## The problem
All of the records shown below need to be copied with no differences.

## Material provided
>>

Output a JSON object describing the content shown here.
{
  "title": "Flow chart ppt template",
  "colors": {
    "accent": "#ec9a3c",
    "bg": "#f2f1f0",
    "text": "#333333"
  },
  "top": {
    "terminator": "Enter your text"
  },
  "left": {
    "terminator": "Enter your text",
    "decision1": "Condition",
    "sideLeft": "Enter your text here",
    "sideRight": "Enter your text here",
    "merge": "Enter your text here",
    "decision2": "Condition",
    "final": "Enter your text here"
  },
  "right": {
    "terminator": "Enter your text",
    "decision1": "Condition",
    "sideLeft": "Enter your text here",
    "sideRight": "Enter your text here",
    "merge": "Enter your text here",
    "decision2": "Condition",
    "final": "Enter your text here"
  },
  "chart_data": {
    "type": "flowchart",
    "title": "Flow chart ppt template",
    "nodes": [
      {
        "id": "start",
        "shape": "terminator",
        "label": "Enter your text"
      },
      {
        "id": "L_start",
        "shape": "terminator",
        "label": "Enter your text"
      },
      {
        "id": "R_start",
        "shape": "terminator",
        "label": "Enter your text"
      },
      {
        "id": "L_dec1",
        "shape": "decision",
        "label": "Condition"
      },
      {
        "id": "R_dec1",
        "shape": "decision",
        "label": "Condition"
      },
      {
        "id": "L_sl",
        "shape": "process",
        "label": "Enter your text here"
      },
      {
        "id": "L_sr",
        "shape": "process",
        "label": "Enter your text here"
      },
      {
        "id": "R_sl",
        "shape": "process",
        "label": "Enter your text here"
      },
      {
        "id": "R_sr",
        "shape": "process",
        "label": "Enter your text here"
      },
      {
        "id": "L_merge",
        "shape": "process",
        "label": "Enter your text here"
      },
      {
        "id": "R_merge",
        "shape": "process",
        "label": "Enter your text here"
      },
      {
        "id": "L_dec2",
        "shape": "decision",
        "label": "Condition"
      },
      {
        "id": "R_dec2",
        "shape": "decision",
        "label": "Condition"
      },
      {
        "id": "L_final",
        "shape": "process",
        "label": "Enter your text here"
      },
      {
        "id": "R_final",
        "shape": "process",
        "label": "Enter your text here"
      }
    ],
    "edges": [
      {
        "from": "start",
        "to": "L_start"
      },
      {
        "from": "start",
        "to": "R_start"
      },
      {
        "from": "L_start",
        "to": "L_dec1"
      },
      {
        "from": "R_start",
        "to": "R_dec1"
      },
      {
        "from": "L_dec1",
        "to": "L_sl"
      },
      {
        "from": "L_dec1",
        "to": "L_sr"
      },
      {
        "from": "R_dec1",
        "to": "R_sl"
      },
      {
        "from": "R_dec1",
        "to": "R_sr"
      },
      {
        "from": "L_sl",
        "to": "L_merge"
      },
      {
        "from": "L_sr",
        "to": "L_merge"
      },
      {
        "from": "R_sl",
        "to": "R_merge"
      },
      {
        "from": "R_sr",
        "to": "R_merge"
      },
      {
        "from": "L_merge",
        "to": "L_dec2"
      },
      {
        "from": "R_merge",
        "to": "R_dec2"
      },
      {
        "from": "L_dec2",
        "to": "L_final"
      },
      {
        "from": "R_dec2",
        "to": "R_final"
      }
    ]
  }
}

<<

## Reply to the task
Output a JSON object describing the content shown here.
{
  "title": "Flow chart ppt template",
  "colors": {
    "accent": "#ec9a3c",
    "bg": "#f2f1f0",
    "text": "#333333"
  },
  "top": {
    "terminator": "Enter your text"
  },
  "left": {
    "terminator": "Enter your text",
    "decision1": "Condition",
    "sideLeft": "Enter your text here",
    "sideRight": "Enter your text here",
    "merge": "Enter your text here",
    "decision2": "Condition",
    "final": "Enter your text here"
  },
  "right": {
    "terminator": "Enter your text",
    "decision1": "Condition",
    "sideLeft": "Enter your text here",
    "sideRight": "Enter your text here",
    "merge": "Enter your text here",
    "decision2": "Condition",
    "final": "Enter your text here"
  },
  "chart_data": {
    "type": "flowchart",
    "title": "Flow chart ppt template",
    "nodes": [
      {
        "id": "start",
        "shape": "terminator",
        "label": "Enter your text"
      },
      {
        "id": "L_start",
        "shape": "terminator",
        "label": "Enter your text"
      },
      {
        "id": "R_start",
        "shape": "terminator",
        "label": "Enter your text"
      },
      {
        "id": "L_dec1",
        "shape": "decision",
        "label": "Condition"
      },
      {
        "id": "R_dec1",
        "shape": "decision",
        "label": "Condition"
      },
      {
        "id": "L_sl",
        "shape": "process",
        "label": "Enter your text here"
      },
      {
        "id": "L_sr",
        "shape": "process",
        "label": "Enter your text here"
      },
      {
        "id": "R_sl",
        "shape": "process",
        "label": "Enter your text here"
      },
      {
        "id": "R_sr",
        "shape": "process",
        "label": "Enter your text here"
      },
      {
        "id": "L_merge",
        "shape": "process",
        "label": "Enter your text here"
      },
      {
        "id": "R_merge",
        "shape": "process",
        "label": "Enter your text here"
      },
      {
        "id": "L_dec2",
        "shape": "decision",
        "label": "Condition"
      },
      {
        "id": "R_dec2",
        "shape": "decision",
        "label": "Condition"
      },
      {
        "id": "L_final",
        "shape": "process",
        "label": "Enter your text here"
      },
      {
        "id": "R_final",
        "shape": "process",
        "label": "Enter your text here"
      }
    ],
    "edges": [
      {
        "from": "start",
        "to": "L_start"
      },
      {
        "from": "start",
        "to": "R_start"
      },
      {
        "from": "L_start",
        "to": "L_dec1"
      },
      {
        "from": "R_start",
        "to": "R_dec1"
      },
      {
        "from": "L_dec1",
        "to": "L_sl"
      },
      {
        "from": "L_dec1",
        "to": "L_sr"
      },
      {
        "from": "R_dec1",
        "to": "R_sl"
      },
      {
        "from": "R_dec1",
        "to": "R_sr"
      },
      {
        "from": "L_sl",
        "to": "L_merge"
      },
      {
        "from": "L_sr",
        "to": "L_merge"
      },
      {
        "from": "R_sl",
        "to": "R_merge"
      },
      {
        "from": "R_sr",
        "to": "R_merge"
      },
      {
        "from": "L_merge",
        "to": "L_dec2"
      },
      {
        "from": "R_merge",
        "to": "R_dec2"
      },
      {
        "from": "L_dec2",
        "to": "L_final"
      },
      {
        "from": "R_dec2",
        "to": "R_final"
      }
    ]
  }
}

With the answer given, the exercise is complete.